Old world frog and bird vocalizations contain prominent ultrasonic harmonics

J Acoust Soc Am. 2004 Feb;115(2):910-3. doi: 10.1121/1.1636851.


Several groups of mammals such as bats, dolphins and whales are known to produce ultrasonic signals which are used for navigation and hunting by means of echolocation, as well as for communication. In contrast, frogs and birds produce sounds during night- and day-time hours that are audible to humans; their sounds are so pervasive that together with those of insects, they are considered the primary sounds of nature. Here we show that an Old World frog (Amolops tormotus) and an oscine songbird (Abroscopus albogularis) living near noisy streams reliably produce acoustic signals that contain prominent ultrasonic harmonics.
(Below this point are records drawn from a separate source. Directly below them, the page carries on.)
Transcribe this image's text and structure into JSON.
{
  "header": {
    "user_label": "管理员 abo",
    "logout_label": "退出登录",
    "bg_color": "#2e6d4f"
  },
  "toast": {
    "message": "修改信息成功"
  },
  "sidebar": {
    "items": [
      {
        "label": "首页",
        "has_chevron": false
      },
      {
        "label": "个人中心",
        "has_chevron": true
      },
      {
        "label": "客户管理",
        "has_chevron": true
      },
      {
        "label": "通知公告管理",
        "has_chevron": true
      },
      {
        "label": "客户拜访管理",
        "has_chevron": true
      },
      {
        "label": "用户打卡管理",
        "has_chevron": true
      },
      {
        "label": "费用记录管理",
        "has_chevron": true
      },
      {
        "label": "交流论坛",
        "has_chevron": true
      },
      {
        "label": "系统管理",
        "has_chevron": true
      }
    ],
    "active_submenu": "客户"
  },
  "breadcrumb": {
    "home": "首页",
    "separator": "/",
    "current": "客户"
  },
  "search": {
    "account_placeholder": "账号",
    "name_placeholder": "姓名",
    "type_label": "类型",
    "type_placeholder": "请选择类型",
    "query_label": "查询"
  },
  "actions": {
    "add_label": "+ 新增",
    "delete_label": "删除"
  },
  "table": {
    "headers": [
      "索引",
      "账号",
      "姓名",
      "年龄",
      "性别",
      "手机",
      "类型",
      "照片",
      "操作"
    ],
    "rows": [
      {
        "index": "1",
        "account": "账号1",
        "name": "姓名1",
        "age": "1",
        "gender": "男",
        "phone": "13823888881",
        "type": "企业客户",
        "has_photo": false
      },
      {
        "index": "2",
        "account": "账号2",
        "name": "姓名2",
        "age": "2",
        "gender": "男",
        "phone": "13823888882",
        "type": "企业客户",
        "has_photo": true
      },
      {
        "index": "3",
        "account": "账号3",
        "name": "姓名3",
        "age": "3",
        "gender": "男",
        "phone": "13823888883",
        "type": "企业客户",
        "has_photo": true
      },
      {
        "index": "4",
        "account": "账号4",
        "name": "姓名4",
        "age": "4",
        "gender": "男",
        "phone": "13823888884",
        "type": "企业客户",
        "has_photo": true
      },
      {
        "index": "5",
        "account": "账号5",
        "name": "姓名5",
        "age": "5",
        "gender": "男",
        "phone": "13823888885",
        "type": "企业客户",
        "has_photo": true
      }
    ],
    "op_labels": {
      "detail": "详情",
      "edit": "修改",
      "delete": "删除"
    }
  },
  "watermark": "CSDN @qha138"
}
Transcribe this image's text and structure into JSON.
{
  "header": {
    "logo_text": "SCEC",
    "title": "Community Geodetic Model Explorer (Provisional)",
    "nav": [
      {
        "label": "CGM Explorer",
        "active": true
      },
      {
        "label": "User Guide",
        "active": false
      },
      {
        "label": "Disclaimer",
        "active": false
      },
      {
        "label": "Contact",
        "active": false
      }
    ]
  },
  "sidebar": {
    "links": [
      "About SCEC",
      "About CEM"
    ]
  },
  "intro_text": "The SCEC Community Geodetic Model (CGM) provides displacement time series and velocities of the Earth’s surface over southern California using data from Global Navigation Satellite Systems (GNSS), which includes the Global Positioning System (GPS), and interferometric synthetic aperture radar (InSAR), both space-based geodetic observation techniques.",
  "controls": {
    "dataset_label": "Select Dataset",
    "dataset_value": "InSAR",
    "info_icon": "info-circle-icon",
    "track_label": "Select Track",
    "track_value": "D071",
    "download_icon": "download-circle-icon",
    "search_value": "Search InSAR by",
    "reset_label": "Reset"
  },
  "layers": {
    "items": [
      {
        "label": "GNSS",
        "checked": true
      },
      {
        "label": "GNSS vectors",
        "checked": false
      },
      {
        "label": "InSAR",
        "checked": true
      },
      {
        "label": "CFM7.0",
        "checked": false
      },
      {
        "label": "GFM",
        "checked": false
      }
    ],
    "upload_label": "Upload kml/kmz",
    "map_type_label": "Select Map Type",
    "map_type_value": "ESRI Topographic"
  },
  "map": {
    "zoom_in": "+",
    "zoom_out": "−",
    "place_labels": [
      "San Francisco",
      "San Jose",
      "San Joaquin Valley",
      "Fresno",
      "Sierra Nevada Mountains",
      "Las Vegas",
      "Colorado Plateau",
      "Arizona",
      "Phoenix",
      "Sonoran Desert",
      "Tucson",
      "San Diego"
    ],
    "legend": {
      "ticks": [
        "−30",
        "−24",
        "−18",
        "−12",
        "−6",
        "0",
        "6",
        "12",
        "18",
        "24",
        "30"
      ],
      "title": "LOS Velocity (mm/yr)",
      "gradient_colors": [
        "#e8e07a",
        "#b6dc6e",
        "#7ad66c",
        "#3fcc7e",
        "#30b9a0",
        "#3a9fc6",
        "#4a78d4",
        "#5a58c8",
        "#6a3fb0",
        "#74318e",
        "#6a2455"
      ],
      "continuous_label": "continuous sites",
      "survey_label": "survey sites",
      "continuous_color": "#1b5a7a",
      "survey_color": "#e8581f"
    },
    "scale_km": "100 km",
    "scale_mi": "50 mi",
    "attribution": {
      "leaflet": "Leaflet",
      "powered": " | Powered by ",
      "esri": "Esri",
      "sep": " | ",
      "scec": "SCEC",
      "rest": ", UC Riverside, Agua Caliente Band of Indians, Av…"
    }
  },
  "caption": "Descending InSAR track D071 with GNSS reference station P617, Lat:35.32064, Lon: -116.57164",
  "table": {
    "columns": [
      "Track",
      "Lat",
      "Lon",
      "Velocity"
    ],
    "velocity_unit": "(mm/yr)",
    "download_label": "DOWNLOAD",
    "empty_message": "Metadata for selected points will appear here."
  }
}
Our findings provide the first evidence that anurans and passerines are capable of generating tonal ultrasonic call components and should stimulate the quest for additional ultrasonic species.

Publication types

  • Research Support, Non-U.S. Gov't
  • Research Support, U.S. Gov't, P.H.S.

MeSH terms

  • Animal Communication
  • Animals
  • China
  • Fourier Analysis
  • Noise
  • Perceptual Masking / physiology*
  • Ranidae / physiology*
  • Signal Processing, Computer-Assisted
  • Songbirds / physiology*
  • Sound Spectrography*
  • Ultrasonics*
  • Vocalization, Animal / physiology*